[Data extracted from a collection]
_ _ _ _ _ _ _

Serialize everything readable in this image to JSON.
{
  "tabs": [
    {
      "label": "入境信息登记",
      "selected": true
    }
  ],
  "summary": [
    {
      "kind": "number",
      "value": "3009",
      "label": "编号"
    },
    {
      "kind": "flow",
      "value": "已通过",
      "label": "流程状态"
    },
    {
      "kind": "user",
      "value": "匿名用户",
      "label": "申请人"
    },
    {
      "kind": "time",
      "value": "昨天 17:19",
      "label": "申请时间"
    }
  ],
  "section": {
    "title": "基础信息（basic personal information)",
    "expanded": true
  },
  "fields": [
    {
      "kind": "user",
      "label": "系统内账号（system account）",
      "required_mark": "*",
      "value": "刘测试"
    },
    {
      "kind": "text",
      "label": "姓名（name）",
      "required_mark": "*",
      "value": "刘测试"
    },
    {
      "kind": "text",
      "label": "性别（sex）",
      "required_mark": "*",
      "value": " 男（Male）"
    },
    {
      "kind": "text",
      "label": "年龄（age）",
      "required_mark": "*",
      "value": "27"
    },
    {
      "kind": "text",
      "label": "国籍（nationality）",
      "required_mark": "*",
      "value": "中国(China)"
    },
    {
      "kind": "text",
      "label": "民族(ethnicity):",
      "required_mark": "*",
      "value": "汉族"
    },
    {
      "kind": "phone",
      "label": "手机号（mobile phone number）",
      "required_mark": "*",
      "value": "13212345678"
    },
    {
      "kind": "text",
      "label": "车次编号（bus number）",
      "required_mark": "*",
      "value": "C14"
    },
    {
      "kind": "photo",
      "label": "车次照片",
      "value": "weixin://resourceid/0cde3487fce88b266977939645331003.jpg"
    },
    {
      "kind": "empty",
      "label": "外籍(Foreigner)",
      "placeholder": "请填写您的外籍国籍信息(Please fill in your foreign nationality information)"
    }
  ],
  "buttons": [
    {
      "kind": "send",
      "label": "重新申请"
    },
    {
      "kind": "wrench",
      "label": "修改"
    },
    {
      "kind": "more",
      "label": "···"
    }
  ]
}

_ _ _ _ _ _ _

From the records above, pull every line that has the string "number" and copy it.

### [Answer box]
      "kind": "number",
      "label": "手机号（mobile phone number）",
      "label": "车次编号（bus number）",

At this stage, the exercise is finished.